_Task goal_: Look through the data below for the string "What", and copy every line where it turns up.

_Task material_:
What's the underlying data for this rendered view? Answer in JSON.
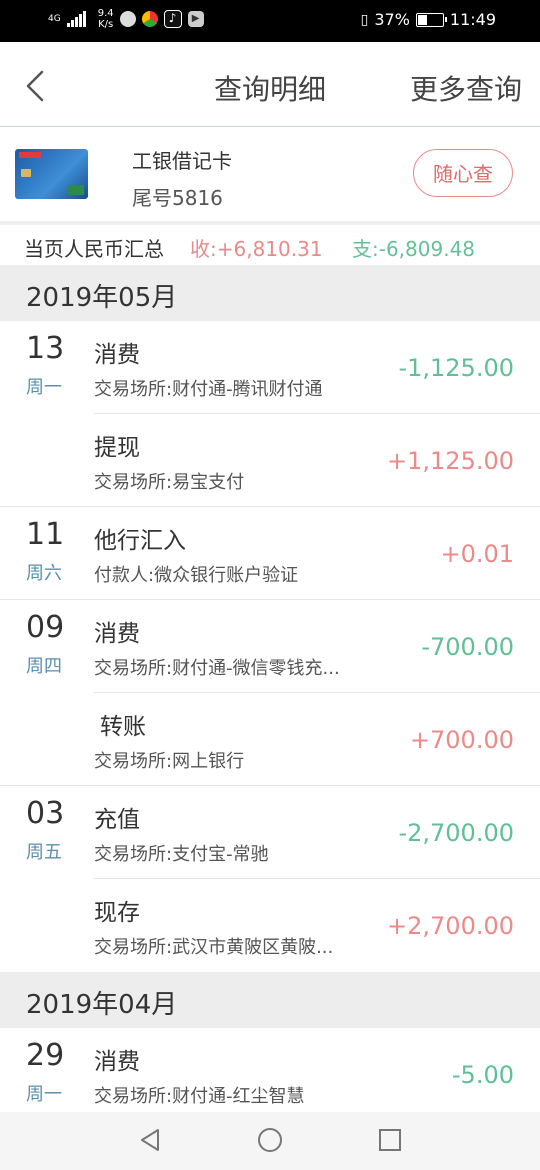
{
  "status": {
    "network": "4G",
    "speed_value": "9.4",
    "speed_unit": "K/s",
    "battery": "37%",
    "time": "11:49",
    "app_icons": [
      "wechat-icon",
      "browser-icon",
      "tiktok-icon",
      "video-icon"
    ]
  },
  "nav": {
    "title": "查询明细",
    "more": "更多查询"
  },
  "card": {
    "name": "工银借记卡",
    "tail": "尾号5816",
    "button": "随心查"
  },
  "summary": {
    "label": "当页人民币汇总",
    "income": "收:+6,810.31",
    "expense": "支:-6,809.48"
  },
  "months": [
    {
      "label": "2019年05月"
    },
    {
      "label": "2019年04月"
    }
  ],
  "transactions": [
    {
      "day": "13",
      "weekday": "周一",
      "title": "消费",
      "desc": "交易场所:财付通-腾讯财付通",
      "amount": "-1,125.00"
    },
    {
      "day": "",
      "weekday": "",
      "title": "提现",
      "desc": "交易场所:易宝支付",
      "amount": "+1,125.00"
    },
    {
      "day": "11",
      "weekday": "周六",
      "title": "他行汇入",
      "desc": "付款人:微众银行账户验证",
      "amount": "+0.01"
    },
    {
      "day": "09",
      "weekday": "周四",
      "title": "消费",
      "desc": "交易场所:财付通-微信零钱充...",
      "amount": "-700.00"
    },
    {
      "day": "",
      "weekday": "",
      "title": "转账",
      "desc": "交易场所:网上银行",
      "amount": "+700.00"
    },
    {
      "day": "03",
      "weekday": "周五",
      "title": "充值",
      "desc": "交易场所:支付宝-常驰",
      "amount": "-2,700.00"
    },
    {
      "day": "",
      "weekday": "",
      "title": "现存",
      "desc": "交易场所:武汉市黄陂区黄陂...",
      "amount": "+2,700.00"
    },
    {
      "day": "29",
      "weekday": "周一",
      "title": "消费",
      "desc": "交易场所:财付通-红尘智慧",
      "amount": "-5.00"
    }
  ],
  "colors": {
    "income": "#ec8a8a",
    "expense": "#5fbf95",
    "weekday": "#5a90ad"
  }
}
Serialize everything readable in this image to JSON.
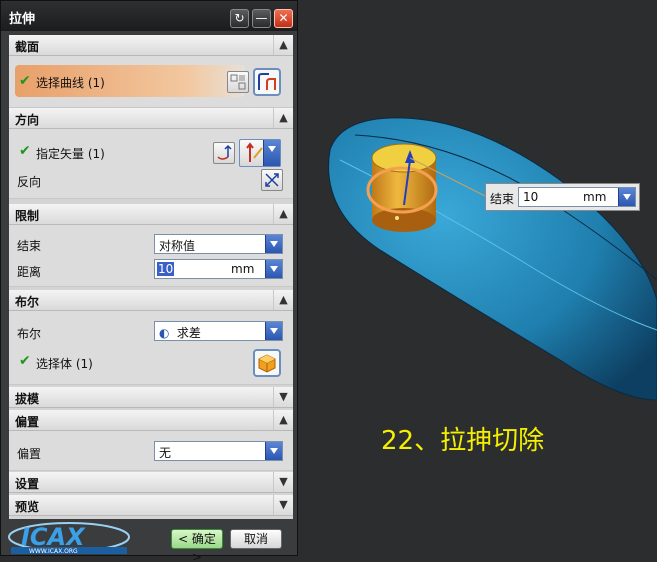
{
  "dialog": {
    "title": "拉伸",
    "sections": {
      "section": {
        "header": "截面",
        "select_curve_label": "选择曲线 (1)"
      },
      "direction": {
        "header": "方向",
        "specify_vector_label": "指定矢量 (1)",
        "reverse_label": "反向"
      },
      "limits": {
        "header": "限制",
        "end_label": "结束",
        "end_value": "对称值",
        "distance_label": "距离",
        "distance_value": "10",
        "distance_unit": "mm"
      },
      "boolean": {
        "header": "布尔",
        "boolean_label": "布尔",
        "boolean_value": "求差",
        "select_body_label": "选择体 (1)"
      },
      "draft": {
        "header": "拔模"
      },
      "offset": {
        "header": "偏置",
        "offset_label": "偏置",
        "offset_value": "无"
      },
      "settings": {
        "header": "设置"
      },
      "preview": {
        "header": "预览"
      }
    },
    "buttons": {
      "ok": "< 确定 >",
      "cancel": "取消"
    },
    "logo_text": "ICAX",
    "logo_url_text": "WWW.ICAX.ORG"
  },
  "viewport": {
    "handle": {
      "label": "结束",
      "value": "10",
      "unit": "mm"
    },
    "caption": "22、拉抻切除"
  },
  "colors": {
    "accent": "#2a56b0",
    "check": "#1a9a1a",
    "caption": "#f5f000",
    "model_body": "#1f7fae",
    "cylinder": "#e8a830"
  }
}
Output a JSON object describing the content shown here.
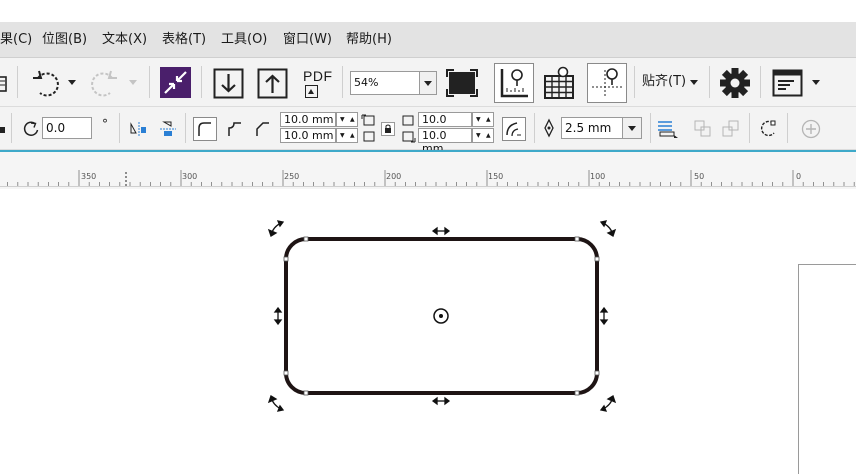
{
  "menubar": {
    "items": [
      {
        "label": "果(C)"
      },
      {
        "label": "位图(B)"
      },
      {
        "label": "文本(X)"
      },
      {
        "label": "表格(T)"
      },
      {
        "label": "工具(O)"
      },
      {
        "label": "窗口(W)"
      },
      {
        "label": "帮助(H)"
      }
    ]
  },
  "toolbar": {
    "pdf_label": "PDF",
    "zoom_value": "54%",
    "snap_label": "贴齐(T)"
  },
  "property_bar": {
    "rotation_value": "0.0",
    "degree_symbol": "°",
    "corner_width_top": "10.0 mm",
    "corner_width_bottom": "10.0 mm",
    "corner_right_top": "10.0 mm",
    "corner_right_bottom": "10.0 mm",
    "outline_width": "2.5 mm"
  },
  "ruler": {
    "labels": [
      "350",
      "300",
      "250",
      "200",
      "150",
      "100",
      "50",
      "0"
    ]
  },
  "colors": {
    "menubar_bg": "#e3e3e3",
    "toolbar_bg": "#f3f3f3",
    "ruler_accent": "#3ea9c9",
    "shape_stroke": "#1e1414",
    "fit_icon_purple": "#4a1f6b"
  }
}
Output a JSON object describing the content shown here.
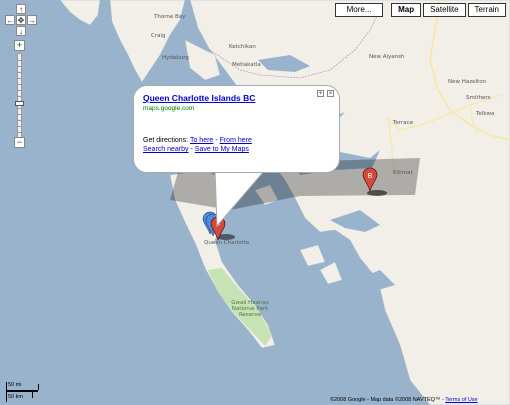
{
  "info_window": {
    "title": "Queen Charlotte Islands BC",
    "host": "maps.google.com",
    "directions_prefix": "Get directions:",
    "to_here": "To here",
    "separator": "-",
    "from_here": "From here",
    "search_nearby": "Search nearby",
    "save_to_maps": "Save to My Maps"
  },
  "map_types": {
    "more": "More...",
    "map": "Map",
    "satellite": "Satellite",
    "terrain": "Terrain",
    "active": "Map"
  },
  "pan_icons": {
    "up": "↑",
    "left": "←",
    "center": "✥",
    "right": "→",
    "down": "↓"
  },
  "zoom": {
    "plus": "+",
    "minus": "−",
    "level_fraction": 0.5
  },
  "places": {
    "thorne_bay": "Thorne Bay",
    "craig": "Craig",
    "hydaburg": "Hydaburg",
    "ketchikan": "Ketchikan",
    "metlakatla": "Metlakatla",
    "new_ayansh": "New Aiyansh",
    "new_hazelton": "New Hazelton",
    "smithers": "Smithers",
    "telkwa": "Telkwa",
    "terrace": "Terrace",
    "kitimat": "Kitimat",
    "queen_charlotte": "Queen Charlotte",
    "gwaii_haanas": "Gwaii Haanas National Park Reserve"
  },
  "markers": [
    {
      "label": "B",
      "color": "#d24b3c"
    },
    {
      "label": "F",
      "color": "#d24b3c"
    }
  ],
  "scale": {
    "miles": "50 mi",
    "km": "50 km"
  },
  "copyright": {
    "text": "©2008 Google - Map data ©2008 NAVTEQ™ -",
    "terms": "Terms of Use"
  },
  "colors": {
    "water": "#99b3cc",
    "land": "#f2efe9",
    "park": "#c7e2b4",
    "road": "#f6e7a2",
    "link": "#0000cc",
    "host": "#008000"
  }
}
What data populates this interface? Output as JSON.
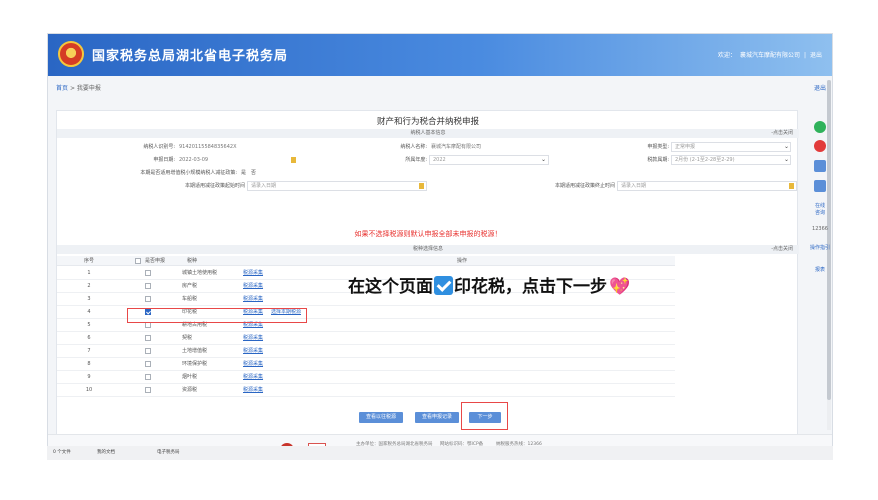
{
  "header": {
    "title": "国家税务总局湖北省电子税务局",
    "user_prefix": "欢迎：",
    "user_company": "襄城汽车摩配有限公司",
    "logout": "退出"
  },
  "breadcrumb": {
    "home": "首页",
    "sep": ">",
    "current": "我要申报",
    "exit": "退出"
  },
  "form": {
    "title": "财产和行为税合并纳税申报",
    "basic_section": "纳税人基本信息",
    "basic_toggle": "-点击关闭",
    "taxpayer_id_label": "纳税人识别号:",
    "taxpayer_id": "91420115584835642X",
    "taxpayer_name_label": "纳税人名称:",
    "taxpayer_name": "襄城汽车摩配有限公司",
    "declare_type_label": "申报类型:",
    "declare_type": "正常申报",
    "declare_date_label": "申报日期:",
    "declare_date": "2022-03-09",
    "year_label": "所属年度:",
    "year": "2022",
    "period_label": "税款属期:",
    "period": "2月份 (2-1至2-28至2-29)",
    "small_taxpayer_label": "本期是否适用增值税小规模纳税人减征政策:",
    "small_yes": "是",
    "small_no": "否",
    "policy_start_label": "本期适用减征政策起始时间",
    "policy_end_label": "本期适用减征政策终止时间",
    "date_placeholder": "请录入日期",
    "warning": "如果不选择税源则默认申报全部未申报的税源！",
    "tax_section": "税种选择信息",
    "tax_toggle": "-点击关闭"
  },
  "table": {
    "headers": [
      "序号",
      "是否申报",
      "税种",
      "操作"
    ],
    "rows": [
      {
        "seq": "1",
        "name": "城镇土地使用税",
        "op": "税源采集",
        "checked": false
      },
      {
        "seq": "2",
        "name": "房产税",
        "op": "税源采集",
        "checked": false
      },
      {
        "seq": "3",
        "name": "车船税",
        "op": "税源采集",
        "checked": false
      },
      {
        "seq": "4",
        "name": "印花税",
        "op": "税源采集",
        "op2": "选择本期税源",
        "checked": true
      },
      {
        "seq": "5",
        "name": "耕地占用税",
        "op": "税源采集",
        "checked": false
      },
      {
        "seq": "6",
        "name": "契税",
        "op": "税源采集",
        "checked": false
      },
      {
        "seq": "7",
        "name": "土地增值税",
        "op": "税源采集",
        "checked": false
      },
      {
        "seq": "8",
        "name": "环境保护税",
        "op": "税源采集",
        "checked": false
      },
      {
        "seq": "9",
        "name": "烟叶税",
        "op": "税源采集",
        "checked": false
      },
      {
        "seq": "10",
        "name": "资源税",
        "op": "税源采集",
        "checked": false
      }
    ]
  },
  "buttons": {
    "query_btn": "查看以往税源",
    "record_btn": "查看申报记录",
    "next": "下一步"
  },
  "right_tools": {
    "online": "在线",
    "consult": "咨询",
    "exit": "退出",
    "hotline": "12366",
    "guide": "操作指引",
    "report": "报表"
  },
  "footer": {
    "line1": "主办单位：国家税务总局湖北省税务局",
    "line2": "网站标识码：鄂ICP备",
    "line3": "纳税服务热线：12366"
  },
  "taskbar": {
    "item1": "0 个文件",
    "item2": "我的文档",
    "item3": "电子税务局"
  },
  "annotation": {
    "prefix": "在这个页面",
    "suffix": "印花税，点击下一步",
    "heart": "💖"
  },
  "colors": {
    "brand": "#2a66c4",
    "warning": "#e8322f",
    "highlight": "#e84848"
  }
}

_Task output_:
What's the underlying data for this rendered view? Answer in JSON.
What data populates this interface? Output as JSON.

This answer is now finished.